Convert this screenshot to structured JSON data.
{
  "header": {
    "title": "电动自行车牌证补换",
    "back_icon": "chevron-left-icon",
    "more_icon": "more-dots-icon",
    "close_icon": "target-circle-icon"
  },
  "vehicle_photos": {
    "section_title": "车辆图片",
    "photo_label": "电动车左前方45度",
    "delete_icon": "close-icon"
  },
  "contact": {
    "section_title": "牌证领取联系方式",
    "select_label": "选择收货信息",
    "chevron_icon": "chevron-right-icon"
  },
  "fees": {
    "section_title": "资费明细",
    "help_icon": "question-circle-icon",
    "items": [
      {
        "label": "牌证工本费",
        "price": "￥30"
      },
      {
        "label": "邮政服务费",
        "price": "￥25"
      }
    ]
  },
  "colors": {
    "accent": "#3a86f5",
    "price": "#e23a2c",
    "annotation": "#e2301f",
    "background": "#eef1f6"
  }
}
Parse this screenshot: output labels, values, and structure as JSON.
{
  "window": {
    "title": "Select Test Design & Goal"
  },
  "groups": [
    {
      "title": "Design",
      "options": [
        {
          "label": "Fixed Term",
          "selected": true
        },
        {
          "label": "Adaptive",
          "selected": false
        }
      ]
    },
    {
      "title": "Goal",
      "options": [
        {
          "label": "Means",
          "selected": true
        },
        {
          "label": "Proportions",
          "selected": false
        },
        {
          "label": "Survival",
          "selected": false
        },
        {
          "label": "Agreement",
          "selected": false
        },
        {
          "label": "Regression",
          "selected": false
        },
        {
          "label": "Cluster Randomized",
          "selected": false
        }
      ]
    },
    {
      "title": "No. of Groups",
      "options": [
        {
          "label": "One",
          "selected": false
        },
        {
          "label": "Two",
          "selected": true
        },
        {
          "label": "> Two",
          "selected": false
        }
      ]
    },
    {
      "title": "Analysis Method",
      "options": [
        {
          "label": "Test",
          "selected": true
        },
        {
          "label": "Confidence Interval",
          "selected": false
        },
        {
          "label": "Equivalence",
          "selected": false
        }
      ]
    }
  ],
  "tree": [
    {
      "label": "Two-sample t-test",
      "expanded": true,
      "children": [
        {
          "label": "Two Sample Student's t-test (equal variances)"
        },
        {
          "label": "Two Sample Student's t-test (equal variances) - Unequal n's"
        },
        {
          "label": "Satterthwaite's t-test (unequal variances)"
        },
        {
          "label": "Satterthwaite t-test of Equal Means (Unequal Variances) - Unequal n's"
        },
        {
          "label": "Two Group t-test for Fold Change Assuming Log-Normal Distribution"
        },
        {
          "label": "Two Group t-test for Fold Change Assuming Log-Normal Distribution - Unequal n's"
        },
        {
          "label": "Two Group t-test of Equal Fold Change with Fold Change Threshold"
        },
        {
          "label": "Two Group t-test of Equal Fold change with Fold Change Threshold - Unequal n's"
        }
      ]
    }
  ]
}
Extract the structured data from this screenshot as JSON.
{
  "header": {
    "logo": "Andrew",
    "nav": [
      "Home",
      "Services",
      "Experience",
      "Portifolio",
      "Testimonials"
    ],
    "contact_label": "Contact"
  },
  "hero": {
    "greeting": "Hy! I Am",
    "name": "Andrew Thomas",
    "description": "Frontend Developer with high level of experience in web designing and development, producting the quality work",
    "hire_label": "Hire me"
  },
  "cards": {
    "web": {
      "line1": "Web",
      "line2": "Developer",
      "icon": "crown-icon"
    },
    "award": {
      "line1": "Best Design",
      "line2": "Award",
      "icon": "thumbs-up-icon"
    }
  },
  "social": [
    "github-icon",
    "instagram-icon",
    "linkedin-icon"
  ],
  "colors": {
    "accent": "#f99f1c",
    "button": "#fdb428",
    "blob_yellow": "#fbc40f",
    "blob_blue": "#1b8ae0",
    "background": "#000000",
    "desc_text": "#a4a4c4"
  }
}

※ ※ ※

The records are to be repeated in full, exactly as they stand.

Convert this screenshot to structured JSON data.
{
  "header": {
    "title": "电动自行车牌证补换",
    "back_icon": "chevron-left-icon",
    "more_icon": "more-dots-icon",
    "close_icon": "target-circle-icon"
  },
  "vehicle_photos": {
    "section_title": "车辆图片",
    "photo_label": "电动车左前方45度",
    "delete_icon": "close-icon"
  },
  "contact": {
    "section_title": "牌证领取联系方式",
    "select_label": "选择收货信息",
    "chevron_icon": "chevron-right-icon"
  },
  "fees": {
    "section_title": "资费明细",
    "help_icon": "question-circle-icon",
    "items": [
      {
        "label": "牌证工本费",
        "price": "￥30"
      },
      {
        "label": "邮政服务费",
        "price": "￥25"
      }
    ]
  },
  "colors": {
    "accent": "#3a86f5",
    "price": "#e23a2c",
    "annotation": "#e2301f",
    "background": "#eef1f6"
  }
}
Parse this screenshot: output labels, values, and structure as JSON.
{
  "window": {
    "title": "Select Test Design & Goal"
  },
  "groups": [
    {
      "title": "Design",
      "options": [
        {
          "label": "Fixed Term",
          "selected": true
        },
        {
          "label": "Adaptive",
          "selected": false
        }
      ]
    },
    {
      "title": "Goal",
      "options": [
        {
          "label": "Means",
          "selected": true
        },
        {
          "label": "Proportions",
          "selected": false
        },
        {
          "label": "Survival",
          "selected": false
        },
        {
          "label": "Agreement",
          "selected": false
        },
        {
          "label": "Regression",
          "selected": false
        },
        {
          "label": "Cluster Randomized",
          "selected": false
        }
      ]
    },
    {
      "title": "No. of Groups",
      "options": [
        {
          "label": "One",
          "selected": false
        },
        {
          "label": "Two",
          "selected": true
        },
        {
          "label": "> Two",
          "selected": false
        }
      ]
    },
    {
      "title": "Analysis Method",
      "options": [
        {
          "label": "Test",
          "selected": true
        },
        {
          "label": "Confidence Interval",
          "selected": false
        },
        {
          "label": "Equivalence",
          "selected": false
        }
      ]
    }
  ],
  "tree": [
    {
      "label": "Two-sample t-test",
      "expanded": true,
      "children": [
        {
          "label": "Two Sample Student's t-test (equal variances)"
        },
        {
          "label": "Two Sample Student's t-test (equal variances) - Unequal n's"
        },
        {
          "label": "Satterthwaite's t-test (unequal variances)"
        },
        {
          "label": "Satterthwaite t-test of Equal Means (Unequal Variances) - Unequal n's"
        },
        {
          "label": "Two Group t-test for Fold Change Assuming Log-Normal Distribution"
        },
        {
          "label": "Two Group t-test for Fold Change Assuming Log-Normal Distribution - Unequal n's"
        },
        {
          "label": "Two Group t-test of Equal Fold Change with Fold Change Threshold"
        },
        {
          "label": "Two Group t-test of Equal Fold change with Fold Change Threshold - Unequal n's"
        }
      ]
    }
  ]
}
Extract the structured data from this screenshot as JSON.
{
  "header": {
    "logo": "Andrew",
    "nav": [
      "Home",
      "Services",
      "Experience",
      "Portifolio",
      "Testimonials"
    ],
    "contact_label": "Contact"
  },
  "hero": {
    "greeting": "Hy! I Am",
    "name": "Andrew Thomas",
    "description": "Frontend Developer with high level of experience in web designing and development, producting the quality work",
    "hire_label": "Hire me"
  },
  "cards": {
    "web": {
      "line1": "Web",
      "line2": "Developer",
      "icon": "crown-icon"
    },
    "award": {
      "line1": "Best Design",
      "line2": "Award",
      "icon": "thumbs-up-icon"
    }
  },
  "social": [
    "github-icon",
    "instagram-icon",
    "linkedin-icon"
  ],
  "colors": {
    "accent": "#f99f1c",
    "button": "#fdb428",
    "blob_yellow": "#fbc40f",
    "blob_blue": "#1b8ae0",
    "background": "#000000",
    "desc_text": "#a4a4c4"
  }
}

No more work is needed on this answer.